__TASK TO COMPLETE__: Write every record out again exactly as given.

┏━━

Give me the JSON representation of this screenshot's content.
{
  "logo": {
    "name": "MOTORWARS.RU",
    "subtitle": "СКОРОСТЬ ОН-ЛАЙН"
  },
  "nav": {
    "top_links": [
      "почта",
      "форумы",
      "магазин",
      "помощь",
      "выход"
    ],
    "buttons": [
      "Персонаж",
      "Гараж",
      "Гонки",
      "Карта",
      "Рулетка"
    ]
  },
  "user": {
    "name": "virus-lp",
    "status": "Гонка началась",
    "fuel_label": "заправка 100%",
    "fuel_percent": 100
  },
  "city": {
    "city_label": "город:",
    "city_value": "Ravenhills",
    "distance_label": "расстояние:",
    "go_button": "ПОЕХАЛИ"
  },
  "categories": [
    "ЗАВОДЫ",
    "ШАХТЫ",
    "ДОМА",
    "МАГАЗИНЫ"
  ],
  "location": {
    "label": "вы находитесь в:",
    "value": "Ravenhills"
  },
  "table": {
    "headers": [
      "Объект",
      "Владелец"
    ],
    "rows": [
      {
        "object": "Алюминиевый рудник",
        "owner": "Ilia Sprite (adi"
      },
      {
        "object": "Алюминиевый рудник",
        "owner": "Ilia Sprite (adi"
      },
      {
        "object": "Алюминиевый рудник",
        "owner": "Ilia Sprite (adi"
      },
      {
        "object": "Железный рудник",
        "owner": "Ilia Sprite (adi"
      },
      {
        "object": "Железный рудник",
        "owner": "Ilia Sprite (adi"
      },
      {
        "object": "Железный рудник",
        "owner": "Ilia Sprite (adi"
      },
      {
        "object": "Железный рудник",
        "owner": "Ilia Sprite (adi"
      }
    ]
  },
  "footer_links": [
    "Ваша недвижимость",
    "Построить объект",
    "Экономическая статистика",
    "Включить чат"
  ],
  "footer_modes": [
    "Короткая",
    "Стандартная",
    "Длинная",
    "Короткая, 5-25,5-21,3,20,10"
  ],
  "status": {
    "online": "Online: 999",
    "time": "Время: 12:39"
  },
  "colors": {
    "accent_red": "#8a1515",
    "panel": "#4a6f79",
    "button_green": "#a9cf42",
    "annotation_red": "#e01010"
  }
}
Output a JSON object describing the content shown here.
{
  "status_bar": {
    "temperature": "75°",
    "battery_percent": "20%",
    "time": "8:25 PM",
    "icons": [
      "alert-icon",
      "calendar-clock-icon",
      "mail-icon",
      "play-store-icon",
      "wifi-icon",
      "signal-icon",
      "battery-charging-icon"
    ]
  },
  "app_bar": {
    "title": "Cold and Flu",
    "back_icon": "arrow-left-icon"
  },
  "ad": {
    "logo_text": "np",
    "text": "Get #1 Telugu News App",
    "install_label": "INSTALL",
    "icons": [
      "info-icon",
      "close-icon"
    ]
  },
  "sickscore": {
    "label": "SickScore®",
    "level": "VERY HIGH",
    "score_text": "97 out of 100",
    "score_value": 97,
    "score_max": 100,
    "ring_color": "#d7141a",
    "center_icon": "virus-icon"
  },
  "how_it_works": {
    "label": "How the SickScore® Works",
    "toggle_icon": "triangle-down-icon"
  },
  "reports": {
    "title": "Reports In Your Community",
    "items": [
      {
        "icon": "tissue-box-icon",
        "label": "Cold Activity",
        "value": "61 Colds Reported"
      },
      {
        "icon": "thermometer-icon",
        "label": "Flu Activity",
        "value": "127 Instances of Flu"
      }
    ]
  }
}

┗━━

__ANSWER SECTION__:
Give me the JSON representation of this screenshot's content.
{
  "logo": {
    "name": "MOTORWARS.RU",
    "subtitle": "СКОРОСТЬ ОН-ЛАЙН"
  },
  "nav": {
    "top_links": [
      "почта",
      "форумы",
      "магазин",
      "помощь",
      "выход"
    ],
    "buttons": [
      "Персонаж",
      "Гараж",
      "Гонки",
      "Карта",
      "Рулетка"
    ]
  },
  "user": {
    "name": "virus-lp",
    "status": "Гонка началась",
    "fuel_label": "заправка 100%",
    "fuel_percent": 100
  },
  "city": {
    "city_label": "город:",
    "city_value": "Ravenhills",
    "distance_label": "расстояние:",
    "go_button": "ПОЕХАЛИ"
  },
  "categories": [
    "ЗАВОДЫ",
    "ШАХТЫ",
    "ДОМА",
    "МАГАЗИНЫ"
  ],
  "location": {
    "label": "вы находитесь в:",
    "value": "Ravenhills"
  },
  "table": {
    "headers": [
      "Объект",
      "Владелец"
    ],
    "rows": [
      {
        "object": "Алюминиевый рудник",
        "owner": "Ilia Sprite (adi"
      },
      {
        "object": "Алюминиевый рудник",
        "owner": "Ilia Sprite (adi"
      },
      {
        "object": "Алюминиевый рудник",
        "owner": "Ilia Sprite (adi"
      },
      {
        "object": "Железный рудник",
        "owner": "Ilia Sprite (adi"
      },
      {
        "object": "Железный рудник",
        "owner": "Ilia Sprite (adi"
      },
      {
        "object": "Железный рудник",
        "owner": "Ilia Sprite (adi"
      },
      {
        "object": "Железный рудник",
        "owner": "Ilia Sprite (adi"
      }
    ]
  },
  "footer_links": [
    "Ваша недвижимость",
    "Построить объект",
    "Экономическая статистика",
    "Включить чат"
  ],
  "footer_modes": [
    "Короткая",
    "Стандартная",
    "Длинная",
    "Короткая, 5-25,5-21,3,20,10"
  ],
  "status": {
    "online": "Online: 999",
    "time": "Время: 12:39"
  },
  "colors": {
    "accent_red": "#8a1515",
    "panel": "#4a6f79",
    "button_green": "#a9cf42",
    "annotation_red": "#e01010"
  }
}
Output a JSON object describing the content shown here.
{
  "status_bar": {
    "temperature": "75°",
    "battery_percent": "20%",
    "time": "8:25 PM",
    "icons": [
      "alert-icon",
      "calendar-clock-icon",
      "mail-icon",
      "play-store-icon",
      "wifi-icon",
      "signal-icon",
      "battery-charging-icon"
    ]
  },
  "app_bar": {
    "title": "Cold and Flu",
    "back_icon": "arrow-left-icon"
  },
  "ad": {
    "logo_text": "np",
    "text": "Get #1 Telugu News App",
    "install_label": "INSTALL",
    "icons": [
      "info-icon",
      "close-icon"
    ]
  },
  "sickscore": {
    "label": "SickScore®",
    "level": "VERY HIGH",
    "score_text": "97 out of 100",
    "score_value": 97,
    "score_max": 100,
    "ring_color": "#d7141a",
    "center_icon": "virus-icon"
  },
  "how_it_works": {
    "label": "How the SickScore® Works",
    "toggle_icon": "triangle-down-icon"
  },
  "reports": {
    "title": "Reports In Your Community",
    "items": [
      {
        "icon": "tissue-box-icon",
        "label": "Cold Activity",
        "value": "61 Colds Reported"
      },
      {
        "icon": "thermometer-icon",
        "label": "Flu Activity",
        "value": "127 Instances of Flu"
      }
    ]
  }
}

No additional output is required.